LR the symbols of the classification society (Lloyds Register) by the side of the Plimsoll mark
TF Tropical Fresh (water) F Fresh Water T Tropical (Sea Water)
S Summer (Sea Water) W Winter (Sea Water)
Criteria of Stability:
Extract from the Load Line Rule (1968)
The area under the curve of Righting Levers shall not be less than:
0.055 metre-radians up to an angle of heel of 30˚
0.09 metre-radians up to an angle of heel of 40˚
0.03 metre-radians between the angles of heel of 30˚ and 40˚
The Righting Lever shall be at least 0.20 metre at an angle of heel equal to or greater than 30˚
The maximum Righting Lever shall occur at an angle of heel not less than 30˚
The Initial Transverse Metacentric Height (GM) shall not be less than 0.15 metre
Ship Stability working with kg, TM, Draft, Displacement and Trim including LCB and LCF
Method of working:
The following example shows how a ships stability booklet has pre-determined conditions of loading and the consequent stability criteria.
The said condition is 12; each Departure condition has an Arrival condition.
In the Departure condition the vessel is assumed to be sailing out with a load of cargo and with full bunkers and stores. The ballast is negligible.

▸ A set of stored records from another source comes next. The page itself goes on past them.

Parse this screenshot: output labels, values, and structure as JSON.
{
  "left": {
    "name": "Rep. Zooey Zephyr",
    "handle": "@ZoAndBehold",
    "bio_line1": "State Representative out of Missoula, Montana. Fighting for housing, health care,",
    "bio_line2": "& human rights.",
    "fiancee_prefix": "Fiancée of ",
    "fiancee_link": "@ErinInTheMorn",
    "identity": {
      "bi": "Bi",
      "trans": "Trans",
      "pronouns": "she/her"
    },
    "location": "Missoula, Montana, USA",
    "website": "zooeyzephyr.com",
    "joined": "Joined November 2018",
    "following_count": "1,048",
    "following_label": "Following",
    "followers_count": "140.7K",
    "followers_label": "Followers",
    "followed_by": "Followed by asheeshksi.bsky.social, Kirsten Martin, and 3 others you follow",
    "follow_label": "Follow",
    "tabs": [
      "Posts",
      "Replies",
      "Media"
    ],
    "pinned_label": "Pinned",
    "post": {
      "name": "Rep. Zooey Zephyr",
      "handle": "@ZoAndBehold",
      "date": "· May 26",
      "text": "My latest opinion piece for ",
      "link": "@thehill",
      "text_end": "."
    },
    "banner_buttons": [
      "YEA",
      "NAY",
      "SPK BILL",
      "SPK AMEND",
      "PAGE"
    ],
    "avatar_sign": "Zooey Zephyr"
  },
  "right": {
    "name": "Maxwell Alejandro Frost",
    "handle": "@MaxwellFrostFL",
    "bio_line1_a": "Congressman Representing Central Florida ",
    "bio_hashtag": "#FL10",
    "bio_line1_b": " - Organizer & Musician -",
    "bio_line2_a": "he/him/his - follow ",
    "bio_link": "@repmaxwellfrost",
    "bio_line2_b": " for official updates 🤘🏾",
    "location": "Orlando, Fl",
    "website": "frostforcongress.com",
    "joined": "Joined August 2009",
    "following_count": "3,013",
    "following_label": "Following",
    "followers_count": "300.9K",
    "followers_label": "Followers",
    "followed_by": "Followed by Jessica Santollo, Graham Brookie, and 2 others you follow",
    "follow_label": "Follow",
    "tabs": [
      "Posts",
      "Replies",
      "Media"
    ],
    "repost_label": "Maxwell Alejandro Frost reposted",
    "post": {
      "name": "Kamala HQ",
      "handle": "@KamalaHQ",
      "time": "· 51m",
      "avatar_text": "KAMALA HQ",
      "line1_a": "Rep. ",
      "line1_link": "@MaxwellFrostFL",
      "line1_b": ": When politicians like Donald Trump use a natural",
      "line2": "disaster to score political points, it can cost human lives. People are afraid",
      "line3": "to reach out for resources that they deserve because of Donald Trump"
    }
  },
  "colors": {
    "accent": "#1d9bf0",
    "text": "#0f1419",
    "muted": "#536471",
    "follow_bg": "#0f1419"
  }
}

In the Arrival condition the vessel is assumed to have arrived her disport/ way port (may be bunkering for long voyage), here the cargo remains the same only change is in the bunkers and FW.
The Arrival condition is to be worked out prior departure since the arrival condition determines the loading of the cargo. Since no vessel would like to arrive a port in a critical condition not satisfying the stability criteria.

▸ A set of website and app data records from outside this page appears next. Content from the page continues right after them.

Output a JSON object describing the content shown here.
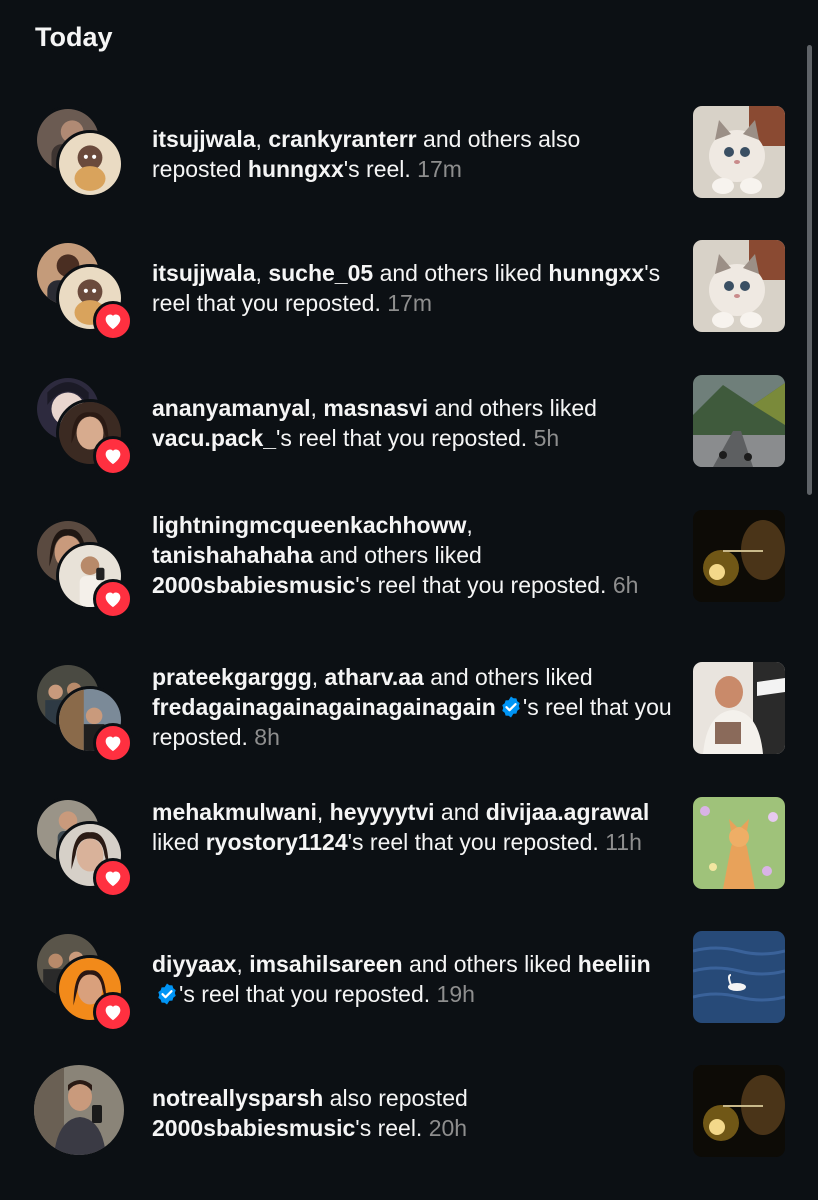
{
  "section": {
    "title": "Today"
  },
  "notifications": [
    {
      "user1": "itsujjwala",
      "sep": ", ",
      "user2": "crankyranterr",
      "mid": " and others also reposted ",
      "owner": "hunngxx",
      "tail": "'s reel.",
      "time": " 17m",
      "avatar_back_icon": "avatar-photo",
      "avatar_front_icon": "squirtle-avatar",
      "thumb_icon": "kitten-thumbnail"
    },
    {
      "user1": "itsujjwala",
      "sep": ", ",
      "user2": "suche_05",
      "mid": " and others liked ",
      "owner": "hunngxx",
      "tail": "'s reel that you reposted.",
      "time": " 17m",
      "avatar_back_icon": "avatar-photo",
      "avatar_front_icon": "squirtle-avatar",
      "thumb_icon": "kitten-thumbnail"
    },
    {
      "user1": "ananyamanyal",
      "sep": ", ",
      "user2": "masnasvi",
      "mid": " and others liked ",
      "owner": "vacu.pack_",
      "tail": "'s reel that you reposted.",
      "time": " 5h",
      "avatar_back_icon": "anime-avatar",
      "avatar_front_icon": "selfie-avatar",
      "thumb_icon": "mountain-road-thumbnail"
    },
    {
      "user1": "lightningmcqueenkachhoww",
      "sep": ", ",
      "user2": "tanishahahaha",
      "mid": " and others liked ",
      "owner": "2000sbabiesmusic",
      "tail": "'s reel that you reposted.",
      "time": "  6h",
      "avatar_back_icon": "selfie-avatar",
      "avatar_front_icon": "mirror-avatar",
      "thumb_icon": "music-video-thumbnail"
    },
    {
      "user1": "prateekgarggg",
      "sep": ", ",
      "user2": "atharv.aa",
      "mid": " and others liked ",
      "owner": "fredagainagainagainagainagain",
      "tail": "'s reel that you reposted.",
      "time": "  8h",
      "avatar_back_icon": "group-avatar",
      "avatar_front_icon": "street-avatar",
      "thumb_icon": "dj-thumbnail",
      "verified": true
    },
    {
      "user1": "mehakmulwani",
      "sep": ", ",
      "user2": "heyyyytvi",
      "mid": " and ",
      "user3": "divijaa.agrawal",
      "mid2": " liked ",
      "owner": "ryostory1124",
      "tail": "'s reel that you reposted.",
      "time": " 11h",
      "avatar_back_icon": "mirror-avatar",
      "avatar_front_icon": "selfie-avatar",
      "thumb_icon": "cat-in-flowers-thumbnail"
    },
    {
      "user1": "diyyaax",
      "sep": ", ",
      "user2": "imsahilsareen",
      "mid": " and others liked ",
      "owner": "heeliin",
      "tail": "'s reel that you reposted.",
      "time": " 19h",
      "avatar_back_icon": "group-avatar",
      "avatar_front_icon": "orange-avatar",
      "thumb_icon": "swan-lake-thumbnail",
      "verified": true
    },
    {
      "user1": "notreallysparsh",
      "mid": " also reposted ",
      "owner": "2000sbabiesmusic",
      "tail": "'s reel.",
      "time": " 20h",
      "avatar_single_icon": "mirror-selfie-avatar",
      "thumb_icon": "music-video-thumbnail"
    }
  ],
  "colors": {
    "background": "#0c1014",
    "text": "#f5f5f5",
    "muted": "#8e8e8e",
    "heart": "#ff3040",
    "verified": "#0095f6"
  }
}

The weight is multiplied with the kg of each compartment to obtain the vertical moments.
These are added up (all cargo, ballast, Bunkers and light ship) and the total of the V-M is divided by the displacement to get the final KG
In the same way the weight is multiplied with the lcg of each compartment to obtain the longitudinal moments. These are added up (all cargo, ballast, Bunkers and light ship) and the total of the L-M is divided by the displacement to get the final LCG.
Noting the Displacement the tables are referred to obtain the LCB, Mean Draft and the Trimming Moment. With these inputs the final drafts and the GM is calculated.
For obtaining the Fluid GM, the FSM of the compartments are read off from the tank data sheets.
The total of the FSM when divided by the displacement gives the FSC that is to be subtracted from the GM to obtain the GM (F).
The following shows the departure condition of a ship, the general particulars are given.
And the following gives the arrival condition for the same ship the cargo is the same, only change being the fuel and the ballast.
The following are extract from the hydrostatic table of ship A.
Given that the morning draft in sea water of ship A is Forward: 8.92m and Aft: 9.12m
Ship A loads cargo throughout the morning shift and her sailing drafts are:
Fwd: 8.99m, Aft: 9.19m
To find the amount of cargo loaded. Note, during the morning the ship received H.O. bunkers 100MT and consumed 10MT of FW.
Morning Mean Draft: (8.92 + 9.12)/ 2 = 9.02m
Sailing Mean Draft: (8.99 + 9.19)/ 2 = 9.09m
Displacement at 9.02m: 20419
Displacement at 9.09m: 20604
Thus the difference in displacement would be: (20604 20419) = 185 MT
Bunkers received: 100MT
FW consumed: 10MT
Thus the cargo loaded would be: 185 100 = 85 MT (correcting for the bunker) and
85 + 10 = 95MT (correcting for the FW consumed)
For change of trim the earlier example is to be referred.